* **ABOUT THIS TASK**:
Within the data below, copy each line where the string "name" is found.

Items listed in a dataset
►
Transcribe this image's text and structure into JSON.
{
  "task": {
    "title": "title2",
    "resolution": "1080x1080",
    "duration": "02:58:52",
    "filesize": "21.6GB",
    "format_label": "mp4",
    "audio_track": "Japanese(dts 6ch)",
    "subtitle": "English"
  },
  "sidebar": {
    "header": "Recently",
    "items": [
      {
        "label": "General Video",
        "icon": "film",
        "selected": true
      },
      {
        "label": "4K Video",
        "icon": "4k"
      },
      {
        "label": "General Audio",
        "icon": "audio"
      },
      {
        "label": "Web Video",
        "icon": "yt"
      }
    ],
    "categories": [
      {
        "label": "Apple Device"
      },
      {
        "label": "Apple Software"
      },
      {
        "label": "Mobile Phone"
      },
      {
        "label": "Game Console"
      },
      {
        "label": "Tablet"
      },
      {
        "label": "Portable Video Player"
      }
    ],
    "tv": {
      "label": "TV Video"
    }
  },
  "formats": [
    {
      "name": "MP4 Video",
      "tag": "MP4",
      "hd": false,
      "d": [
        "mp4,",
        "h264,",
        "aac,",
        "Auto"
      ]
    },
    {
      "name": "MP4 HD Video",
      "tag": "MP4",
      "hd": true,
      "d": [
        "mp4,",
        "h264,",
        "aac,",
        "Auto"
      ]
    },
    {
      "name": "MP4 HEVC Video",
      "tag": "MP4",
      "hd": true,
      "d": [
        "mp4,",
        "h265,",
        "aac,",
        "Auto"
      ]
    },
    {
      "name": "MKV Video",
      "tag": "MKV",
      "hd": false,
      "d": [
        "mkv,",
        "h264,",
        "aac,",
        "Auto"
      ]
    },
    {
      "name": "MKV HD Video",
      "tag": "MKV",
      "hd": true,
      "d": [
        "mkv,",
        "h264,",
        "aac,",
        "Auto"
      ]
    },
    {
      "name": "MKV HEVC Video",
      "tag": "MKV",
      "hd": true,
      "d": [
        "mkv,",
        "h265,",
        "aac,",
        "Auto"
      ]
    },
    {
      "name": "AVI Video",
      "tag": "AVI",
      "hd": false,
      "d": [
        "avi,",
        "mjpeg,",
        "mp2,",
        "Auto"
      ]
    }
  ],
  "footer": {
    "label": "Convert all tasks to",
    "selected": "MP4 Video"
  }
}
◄
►
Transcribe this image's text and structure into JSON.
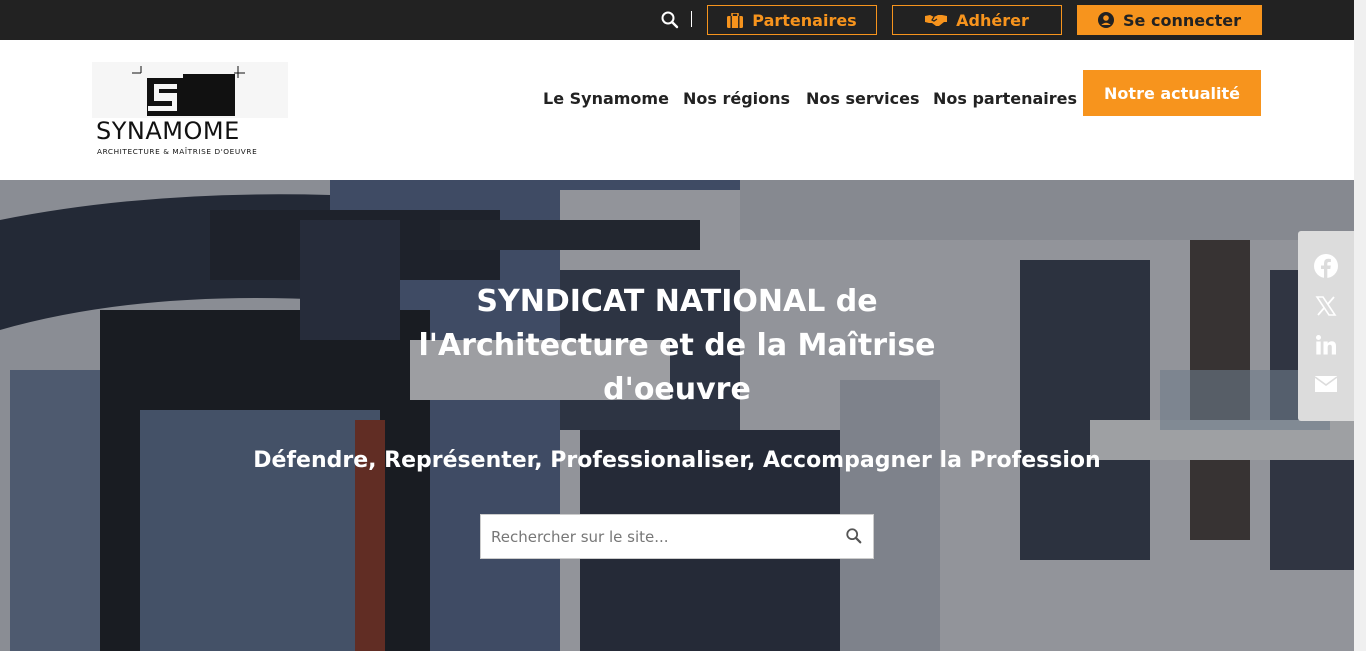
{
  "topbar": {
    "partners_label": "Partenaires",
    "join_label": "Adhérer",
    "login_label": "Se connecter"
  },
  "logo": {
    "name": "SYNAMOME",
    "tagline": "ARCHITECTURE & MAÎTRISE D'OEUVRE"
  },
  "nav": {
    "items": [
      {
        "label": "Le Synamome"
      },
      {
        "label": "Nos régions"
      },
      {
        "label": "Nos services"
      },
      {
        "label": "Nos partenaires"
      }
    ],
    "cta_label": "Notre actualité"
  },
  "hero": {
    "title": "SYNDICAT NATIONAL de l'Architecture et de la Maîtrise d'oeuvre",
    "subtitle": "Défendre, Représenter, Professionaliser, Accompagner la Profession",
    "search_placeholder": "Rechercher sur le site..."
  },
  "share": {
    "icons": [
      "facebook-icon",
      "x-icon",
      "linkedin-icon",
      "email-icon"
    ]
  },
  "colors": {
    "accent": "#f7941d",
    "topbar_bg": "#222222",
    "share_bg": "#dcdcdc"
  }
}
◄
* **SOLUTION FOR THIS TASK**:
      "name": "MP4 Video",
      "name": "MP4 HD Video",
      "name": "MP4 HEVC Video",
      "name": "MKV Video",
      "name": "MKV HD Video",
      "name": "MKV HEVC Video",
      "name": "AVI Video",
    "name": "SYNAMOME",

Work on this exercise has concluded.